What the US daily The New York Sun has called a "Marxist-Islamist entente" is little in terms of substantive agreements and relationships, but it has a future.
Chavez spent three days touring Latin America with Ahmadinejad, eager to prove to the US that his influence in the region extends beyond Venezuela. An unsuccessful bid for a seat on the UN Security Council, plus the loss of Chavez-backed presidential candidates in Mexico and Peru last year have left many speculating that Chavez's bid for regional control has failed. He is eager to reverse that line of thought.
Chavez also knows that the Iranian presence in Latin America makes Washington uneasy.
After the Iranian president's arrival in Venezuela, his host gave a welcoming speech, full of predictable revolutionary rhetoric and brotherly love. The two then retired to the Miraflores Presidential Palace and signed at least 29 agreements, the most substantial of which appears to be a joint US$2 billion fund to promote development in "anti imperialist" nations around the world.
The following day, Ahmadinejad received two state medals from Nicaragua's newly elected president, Daniel Ortega. The Nicaraguan daily El Nuevo Diario newspaper noted that the two countries would exchange embassies.
The presence of an Iranian embassy in Central America may be too close for comfort for Washington, but Ortega is eager to see the development dollars that will come with closer ties to Venezuela and Iran.
The final day of Ahmadinejad's tour led him to Ecuador, where he was greeted warmly by Bolivian President Evo Morales.

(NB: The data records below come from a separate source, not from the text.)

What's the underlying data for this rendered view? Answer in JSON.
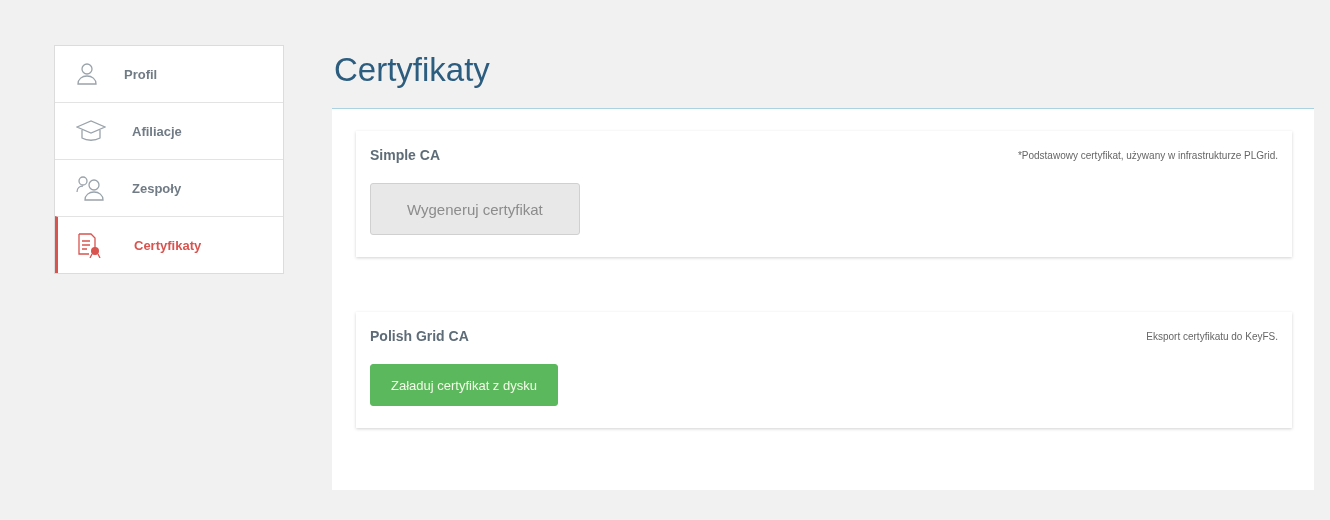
{
  "sidebar": {
    "items": [
      {
        "label": "Profil",
        "selected": false
      },
      {
        "label": "Afiliacje",
        "selected": false
      },
      {
        "label": "Zespoły",
        "selected": false
      },
      {
        "label": "Certyfikaty",
        "selected": true
      }
    ]
  },
  "title": "Certyfikaty",
  "cards": [
    {
      "title": "Simple CA",
      "note": "*Podstawowy certyfikat, używany w infrastrukturze PLGrid.",
      "button": {
        "label": "Wygeneruj certyfikat",
        "disabled": true
      }
    },
    {
      "title": "Polish Grid CA",
      "note": "Eksport certyfikatu do KeyFS.",
      "button": {
        "label": "Załaduj certyfikat z dysku",
        "disabled": false
      }
    }
  ]
}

However, neither Brazilian President Luis Inacio "Lula" da Silva nor Argentine leader Nestor Kirchner chose to meet with the Iranian president.

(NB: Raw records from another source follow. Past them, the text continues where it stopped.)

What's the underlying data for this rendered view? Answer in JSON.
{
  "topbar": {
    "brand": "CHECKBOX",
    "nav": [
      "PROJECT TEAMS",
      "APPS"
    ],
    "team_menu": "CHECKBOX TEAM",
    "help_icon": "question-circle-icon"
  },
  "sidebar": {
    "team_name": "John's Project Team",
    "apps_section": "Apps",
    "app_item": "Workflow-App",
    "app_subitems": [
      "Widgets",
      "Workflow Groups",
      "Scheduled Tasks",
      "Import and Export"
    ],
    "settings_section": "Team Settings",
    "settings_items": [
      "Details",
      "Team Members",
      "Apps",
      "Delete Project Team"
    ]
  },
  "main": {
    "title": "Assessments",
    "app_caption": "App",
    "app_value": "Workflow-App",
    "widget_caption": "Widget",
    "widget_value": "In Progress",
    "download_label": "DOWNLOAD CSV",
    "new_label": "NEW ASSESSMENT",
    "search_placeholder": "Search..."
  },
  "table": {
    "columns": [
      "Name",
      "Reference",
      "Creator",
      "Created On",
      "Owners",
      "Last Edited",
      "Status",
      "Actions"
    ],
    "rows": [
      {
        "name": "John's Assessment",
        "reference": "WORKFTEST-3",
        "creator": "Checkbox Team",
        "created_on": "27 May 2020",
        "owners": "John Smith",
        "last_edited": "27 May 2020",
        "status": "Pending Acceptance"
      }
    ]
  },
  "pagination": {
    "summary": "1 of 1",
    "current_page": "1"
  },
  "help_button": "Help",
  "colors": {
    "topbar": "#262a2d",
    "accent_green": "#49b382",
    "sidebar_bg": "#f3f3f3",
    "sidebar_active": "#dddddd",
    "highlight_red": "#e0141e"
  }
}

Looking back on the three-day tour, it appears that though Iran has won a regional partner in Nicaragua, Ecuador and Bolivia are keeping their distance for now. Ecuador's new President Rafael Correa would benefit little from closer ties with Iran. In Bolivia, Morales governs over an increasingly difficult constituency, with half of his country threatening secession. He hardly has time to entertain broader relations with Iran.
Meanwhile, the climate inside Iran shows signs of a resistance to closer ties with countries on the other side of the world as well. Iran's leading dissident cleric, Grand Ayatollah Hossein Ali Montazeri, claims Ahmadinejad has focused too much on anti-US rhetoric and not enough on Iran's economy.
Recently, Montazeri said Iranians had "so much oil and gas but [make] useless work for others and don't think of our own people's problems and the price of basic commodities go higher and higher every day."
According to the The International Herald Tribune, the price of a tomato in Iran has quadrupled, from €.59 (US76 cents) to €2.40 (US$3.10) due to rising inflation.
Montazeri also said the "government must forbid useless trips," clearly referring to Ahmadinejad's Latin American tour, and his second trip to Venezuela in under six months.
By courting Venezuela and other Latin American leaders, it is political support rather than economic deals that Iran seeks. Considered an international pariah state, Iran must work hard to maintain its relevance on the world stage. While Washington takes every opportunity to tarnish Iran's international reputation, Iran will take every opportunity to undermine Washington's influence around the world. Ahmadinejad may not have gained much on his last trip to Latin America, but he is far from finished with his engagement in the Western Hemisphere. And Chavez, for one, is happy to oblige.